With Bitcoin’s soaring value turning it into a trendy tech investment, companies are quickly trying to make buying the cryptocurrency more convenient.
Far away from the world’s investment centers, in places like the A&A Food Mart in Fort Worth, and BuzzBrews in Dallas, somewhere close to the stand-alone ATM where people usually pull cash out, you will see a similar machine where people are putting cash in.
Bitcoin ATM’s are quickly spreading across North Texas and the rest of the country. Simply put in your cash, and it puts Bitcoin on a mobile wallet on your phone, or just records it on a piece of paper.
Website Coin ATM Radar shows there are nearly 50 machines locally. You’ll find them near city centers, but often just a bit off the beaten path, in privately owned convenience stores where owners are paid a monthly fee to host the machine.
“It was more of an underground thing, and now it’s getting mainstream,” said Jimmy Scott.
He should know. Scott installed the first Bitcoin ATM more than three years ago in Dallas.
The 28-year-old from Rockwall started buying and selling coins when he w as in college, meeting people in person to make it happen. He decided a machine would make things easier. Now he has ten, including machines in Austin and Houston.
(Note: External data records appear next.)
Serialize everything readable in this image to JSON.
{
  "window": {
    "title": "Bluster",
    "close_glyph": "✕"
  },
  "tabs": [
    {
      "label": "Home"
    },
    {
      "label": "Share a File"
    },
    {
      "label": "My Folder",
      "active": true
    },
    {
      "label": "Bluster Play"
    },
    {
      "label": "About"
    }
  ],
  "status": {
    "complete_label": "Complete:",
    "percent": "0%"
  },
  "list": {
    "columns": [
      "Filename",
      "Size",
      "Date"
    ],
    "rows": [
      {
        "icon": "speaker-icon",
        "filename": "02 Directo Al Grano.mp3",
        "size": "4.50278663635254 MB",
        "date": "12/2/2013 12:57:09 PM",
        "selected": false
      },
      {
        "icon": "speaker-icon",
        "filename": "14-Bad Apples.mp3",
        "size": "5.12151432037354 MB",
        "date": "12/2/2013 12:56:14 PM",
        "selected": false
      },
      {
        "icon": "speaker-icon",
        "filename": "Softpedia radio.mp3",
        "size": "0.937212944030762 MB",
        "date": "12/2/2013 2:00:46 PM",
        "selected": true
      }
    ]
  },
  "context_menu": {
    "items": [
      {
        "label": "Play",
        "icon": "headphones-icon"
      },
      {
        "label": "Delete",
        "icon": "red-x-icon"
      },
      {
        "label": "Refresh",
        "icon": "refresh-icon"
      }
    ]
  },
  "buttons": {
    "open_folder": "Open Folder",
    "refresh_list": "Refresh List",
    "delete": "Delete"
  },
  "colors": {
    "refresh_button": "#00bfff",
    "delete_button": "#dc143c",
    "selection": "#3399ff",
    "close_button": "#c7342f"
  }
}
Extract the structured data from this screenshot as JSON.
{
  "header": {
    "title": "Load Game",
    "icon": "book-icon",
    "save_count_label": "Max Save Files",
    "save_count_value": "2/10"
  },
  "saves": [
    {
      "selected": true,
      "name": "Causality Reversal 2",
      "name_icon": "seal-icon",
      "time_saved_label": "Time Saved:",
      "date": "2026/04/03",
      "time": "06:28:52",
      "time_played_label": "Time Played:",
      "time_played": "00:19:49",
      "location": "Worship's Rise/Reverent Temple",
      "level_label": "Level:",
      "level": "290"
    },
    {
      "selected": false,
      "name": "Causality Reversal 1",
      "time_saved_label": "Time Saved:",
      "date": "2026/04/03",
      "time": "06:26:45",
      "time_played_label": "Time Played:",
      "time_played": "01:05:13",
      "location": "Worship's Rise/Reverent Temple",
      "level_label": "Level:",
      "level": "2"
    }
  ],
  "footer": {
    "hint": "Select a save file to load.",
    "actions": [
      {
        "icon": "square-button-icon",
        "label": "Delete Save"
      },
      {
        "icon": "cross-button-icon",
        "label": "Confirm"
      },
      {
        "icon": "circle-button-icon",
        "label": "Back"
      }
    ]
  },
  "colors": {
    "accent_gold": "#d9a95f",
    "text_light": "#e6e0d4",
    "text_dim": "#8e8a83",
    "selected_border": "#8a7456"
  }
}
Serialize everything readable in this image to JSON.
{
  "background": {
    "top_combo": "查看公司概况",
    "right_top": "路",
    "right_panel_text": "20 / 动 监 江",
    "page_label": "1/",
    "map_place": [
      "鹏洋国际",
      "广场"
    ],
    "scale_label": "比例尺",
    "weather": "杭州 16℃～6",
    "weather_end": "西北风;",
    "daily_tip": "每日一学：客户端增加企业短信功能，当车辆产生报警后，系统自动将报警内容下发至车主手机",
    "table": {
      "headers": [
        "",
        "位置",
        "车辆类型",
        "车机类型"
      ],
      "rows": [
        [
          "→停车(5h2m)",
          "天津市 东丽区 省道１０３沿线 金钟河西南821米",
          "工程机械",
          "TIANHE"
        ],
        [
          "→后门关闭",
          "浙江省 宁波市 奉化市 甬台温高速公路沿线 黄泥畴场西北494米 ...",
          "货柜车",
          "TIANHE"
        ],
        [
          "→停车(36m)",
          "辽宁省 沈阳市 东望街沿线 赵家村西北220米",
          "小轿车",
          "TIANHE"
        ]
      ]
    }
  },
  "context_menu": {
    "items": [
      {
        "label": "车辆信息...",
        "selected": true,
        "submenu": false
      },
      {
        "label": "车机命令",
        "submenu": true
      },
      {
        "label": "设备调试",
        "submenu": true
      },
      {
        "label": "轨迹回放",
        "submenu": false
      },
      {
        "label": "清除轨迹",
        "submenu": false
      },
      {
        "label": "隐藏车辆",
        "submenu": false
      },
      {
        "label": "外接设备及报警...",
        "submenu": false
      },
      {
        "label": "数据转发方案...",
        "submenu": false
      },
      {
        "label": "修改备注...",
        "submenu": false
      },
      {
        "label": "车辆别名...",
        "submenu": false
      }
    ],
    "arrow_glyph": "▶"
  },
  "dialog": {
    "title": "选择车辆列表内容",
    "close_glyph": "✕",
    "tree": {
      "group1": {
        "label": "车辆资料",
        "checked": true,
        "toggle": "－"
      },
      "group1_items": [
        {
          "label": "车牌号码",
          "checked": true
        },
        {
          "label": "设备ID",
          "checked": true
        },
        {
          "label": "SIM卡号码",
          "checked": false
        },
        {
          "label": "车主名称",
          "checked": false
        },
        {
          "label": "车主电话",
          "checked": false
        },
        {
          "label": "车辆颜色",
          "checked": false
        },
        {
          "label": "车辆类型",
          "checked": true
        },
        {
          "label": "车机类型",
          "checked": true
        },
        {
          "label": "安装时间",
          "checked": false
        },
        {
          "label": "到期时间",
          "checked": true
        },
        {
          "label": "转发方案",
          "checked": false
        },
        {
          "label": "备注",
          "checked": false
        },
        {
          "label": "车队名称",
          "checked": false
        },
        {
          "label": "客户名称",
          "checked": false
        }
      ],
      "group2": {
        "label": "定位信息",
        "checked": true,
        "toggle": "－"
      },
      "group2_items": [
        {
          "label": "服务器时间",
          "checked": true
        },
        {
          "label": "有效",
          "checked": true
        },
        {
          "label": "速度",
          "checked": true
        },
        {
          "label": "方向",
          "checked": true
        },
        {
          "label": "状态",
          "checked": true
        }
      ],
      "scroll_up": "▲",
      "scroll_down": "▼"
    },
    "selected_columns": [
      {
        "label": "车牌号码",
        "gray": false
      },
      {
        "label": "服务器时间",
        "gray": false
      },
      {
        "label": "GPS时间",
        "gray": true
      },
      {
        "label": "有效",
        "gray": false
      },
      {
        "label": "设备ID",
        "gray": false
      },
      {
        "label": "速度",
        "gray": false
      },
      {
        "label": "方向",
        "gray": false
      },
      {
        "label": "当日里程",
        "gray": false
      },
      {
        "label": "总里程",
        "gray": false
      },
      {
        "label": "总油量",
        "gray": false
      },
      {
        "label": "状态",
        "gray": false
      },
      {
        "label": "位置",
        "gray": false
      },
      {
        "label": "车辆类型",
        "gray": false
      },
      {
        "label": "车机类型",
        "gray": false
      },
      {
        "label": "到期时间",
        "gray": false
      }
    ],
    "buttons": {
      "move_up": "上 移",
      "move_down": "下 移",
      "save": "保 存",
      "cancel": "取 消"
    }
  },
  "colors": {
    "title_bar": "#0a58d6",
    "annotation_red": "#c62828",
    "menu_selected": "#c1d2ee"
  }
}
“You get kids up here, you get grandparents up here,” he said. “Anybody’s up here now.”
It’s the ATM’s familiarity, convenience and speed that makes them attractive to cryptocurrency investors. While online exchanges can take several days to process a transaction, the machines do it in minutes. That can be essential for a currency with a value that regularly makes double-digit changes in value.
“You know I can just, I can scan and it hits your bit wallet real fast, maybe 15 minutes into the transaction,” said Forris Massey, who regularly buys from machines in Fort Worth.
He’s been buying a for year and also selling.
“That’s basically what we’re doing,” he said. “Flipping currency without the middle man.”
Fort Worth-based Coinsource has become one of the industry’s largest companies. With nearly 200 machines spread across 14 states, it has plans to double this year.
Co-founder Bobby Sharp said the company is looking to expand to international markets, and add more crypto currencies to its buying options.
“I’ve been an entrepreneur my whole life, and I’ve got to tell you, I’ve never been part of anything this special,” Sharp said. “I’ve never seen anything like it.”
When Coinsource put its first machine in Las Vegas, Bitcoin was priced just under $170. Wednesday it was valued at $11,315, and topped $20,000 in December.
Sharp and Scott both said the locations for machines are often chosen based on calls and demand from potential buyers. Small convenience stores are preferred in part because private owners are more willing to lease the space for the machines.
“A lot of the gas station owners were already comfortable with different kinds of people coming in, and doing cash transactions of any sort,” Sharp said.
Buyers pay fees, just like using a traditional out-of-network ATM. Some companies charge a flat fee. Coinsource fees are a percentage of the purchase, no more than 8%.
The purchase price for bitcoin on the machines changes constantly as well, adjusting with the market.
A $20 purchase at an Athena machine Wednesday in Fort Worth, resulted in a little more than $12 worth of Bitcoin after adjustments for pricing and fees.